We live in a society that tucks people away as if they didn’t exist. We tend to think of forgetting as something that just happens as an accident; like spacing on a lunch date, but there is a really serious kind of forgetting that is actually intentional. We choose to forget certain people or events, because it’s overwhelming to think about those who are suffering, when our lives are infinitely simpler and if we’re being honest with ourselves, we would like to keep it that way.
We forget because it helps us to avoid some of our worst fears, which are, ironically that we would be forgotten and removed from community ourselves. I had an experience just Friday when I was listening to a news story about the torture happening to Kashmiri Muslims at the hands of Indian Hindu nationalists. I almost turned the radio off, because it was horrifying. What a privilege for me to have the choice to escape. My life would have been a little simpler that day if I could just forget.
Many Americans express disgust over what is happening in the socio-political landscape of our country. How many times have you heard people jokingly threaten to move to Canada? I know I have said it. But the fact that some are privileged enough to have that choice. Many others, like immigrants and the poor could never leave and will be at the mercy of whatever policies are passed.
We as Christians are not called to forget, we are called to remember. The writer of Hebrews instructs that part of our Christian witness is to remind ourselves, our government officials, and even those hidden from everyday sight that they are human and a part of us. You see, just as forgetting can be intentional, so can remembering.
Remembering is really just another word for prayer. Remembering serves a purpose. Remembering means taking a detail from our own lives or our shared history and bringing it to the present so that we might reflect and wonder about it.
When we practice remembering, it widens our communal circles. Remembering forms empathy in our hearts. Remembering readjusts our priorities. Remembering sparks curiosity and generates ideas for solutions. Remembering is a key to “letting mutual love continue”, as Hebrews says, and the empathy drawn from the practice turns who we thought were strangers into angels. When we remember both our lives and the lives of others, all of us are transformed.
Remembering is the act of submitting ourselves to God’s formation that empowers us to action. That means remembering isn’t simply “thoughts and prayers”; remembering can jumpstart a revolution.
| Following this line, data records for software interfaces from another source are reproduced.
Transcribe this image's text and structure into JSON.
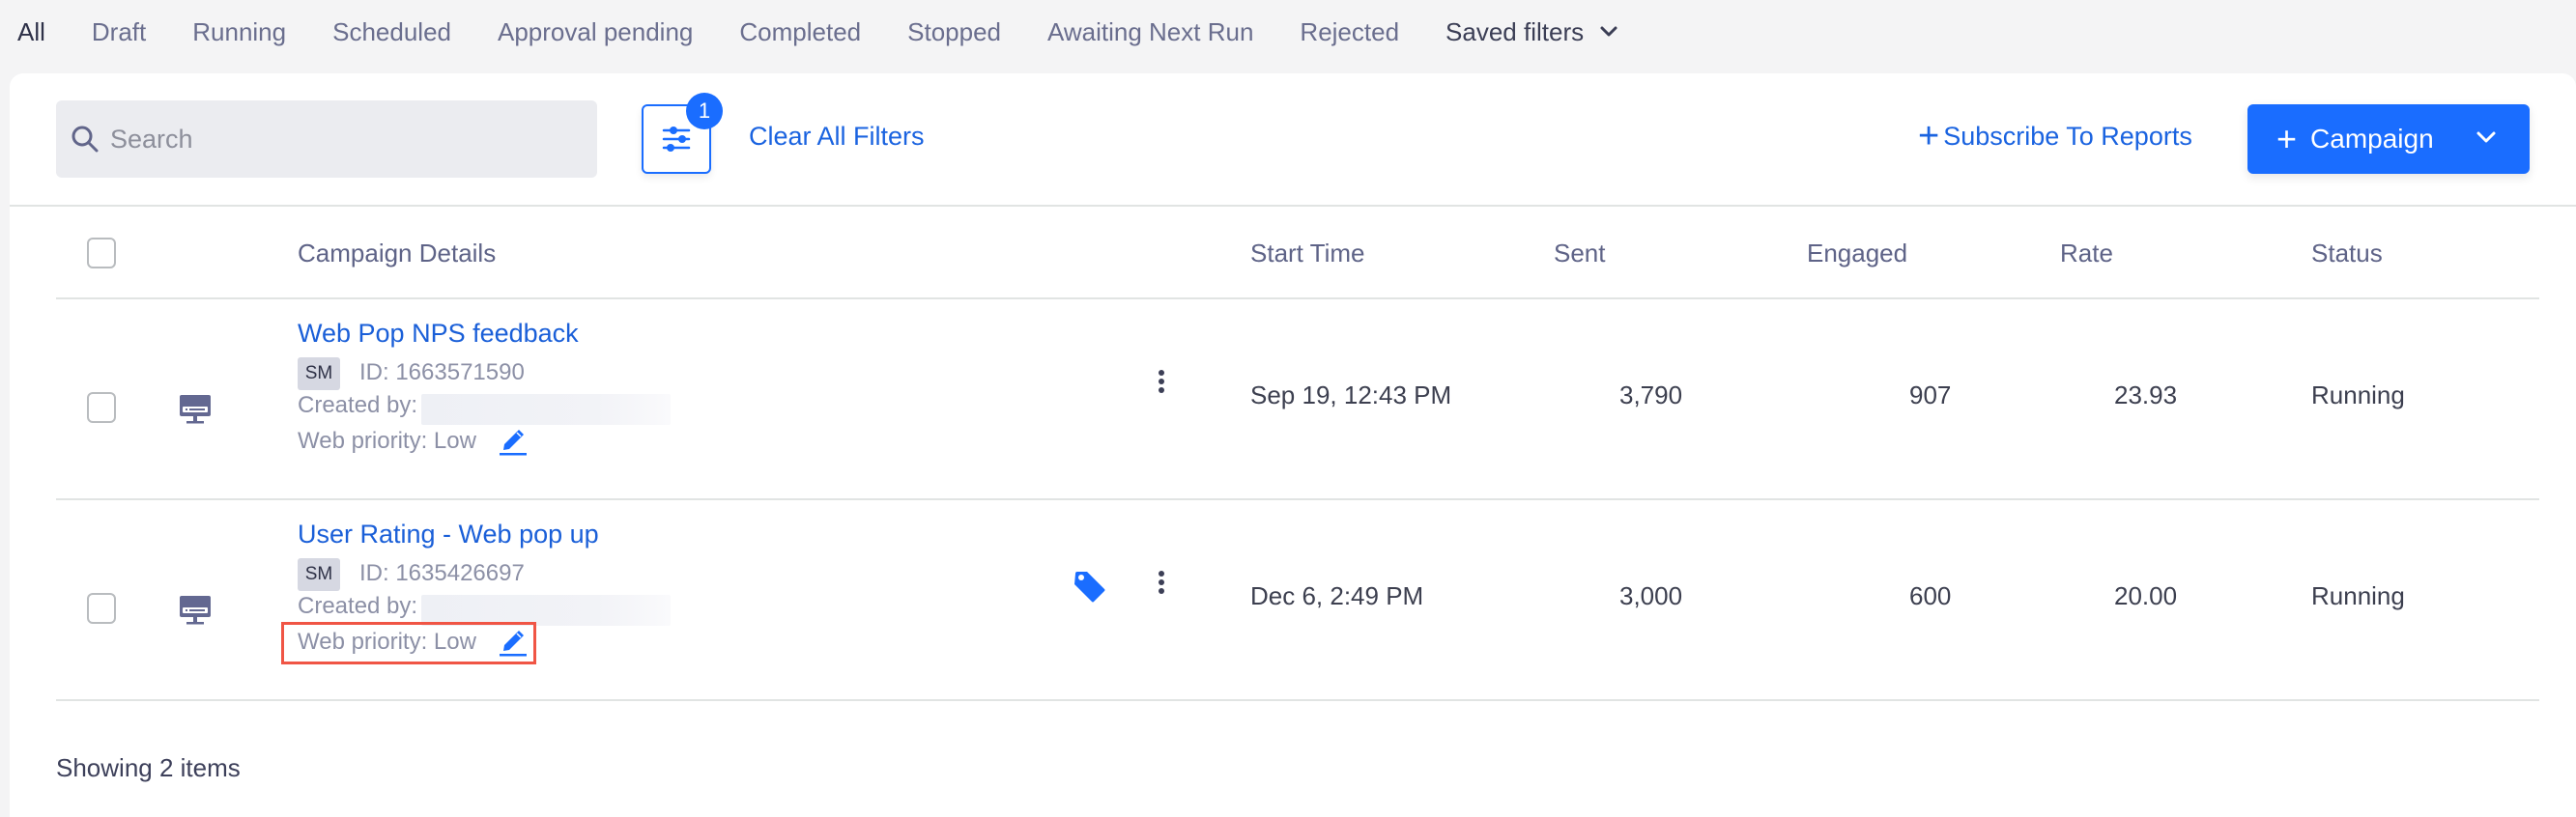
{
  "tabs": {
    "items": [
      "All",
      "Draft",
      "Running",
      "Scheduled",
      "Approval pending",
      "Completed",
      "Stopped",
      "Awaiting Next Run",
      "Rejected"
    ],
    "active": "All",
    "saved_filters_label": "Saved filters"
  },
  "toolbar": {
    "search_placeholder": "Search",
    "search_value": "",
    "filter_count": "1",
    "clear_filters_label": "Clear All Filters",
    "subscribe_label": "Subscribe To Reports",
    "campaign_button_label": "Campaign"
  },
  "table": {
    "columns": {
      "campaign_details": "Campaign Details",
      "start_time": "Start Time",
      "sent": "Sent",
      "engaged": "Engaged",
      "rate": "Rate",
      "status": "Status"
    },
    "rows": [
      {
        "name": "Web Pop NPS feedback",
        "channel_badge": "SM",
        "id_text": "ID: 1663571590",
        "created_by_label": "Created by:",
        "priority_text": "Web priority: Low",
        "has_tag": false,
        "highlighted": false,
        "start_time": "Sep 19, 12:43 PM",
        "sent": "3,790",
        "engaged": "907",
        "rate": "23.93",
        "status": "Running"
      },
      {
        "name": "User Rating - Web pop up",
        "channel_badge": "SM",
        "id_text": "ID: 1635426697",
        "created_by_label": "Created by:",
        "priority_text": "Web priority: Low",
        "has_tag": true,
        "highlighted": true,
        "start_time": "Dec 6, 2:49 PM",
        "sent": "3,000",
        "engaged": "600",
        "rate": "20.00",
        "status": "Running"
      }
    ]
  },
  "footer": {
    "summary": "Showing 2 items"
  },
  "colors": {
    "accent": "#1a6dff",
    "link": "#1a5fd8",
    "highlight_border": "#f05545",
    "muted_text": "#8c90a6"
  }
}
We don’t need to be afraid that remembering will bring us to a place that is dangerous or overwhelming. It likely will, however, bring us out of our comfort zones. But just as we are learning to put aside forgetting, God has not forgotten us. God has not raptured our families away on Easter Sunday, God is right there with us, patiently giving us strength, wisdom, empathy, bravery, and grace to help us remember well.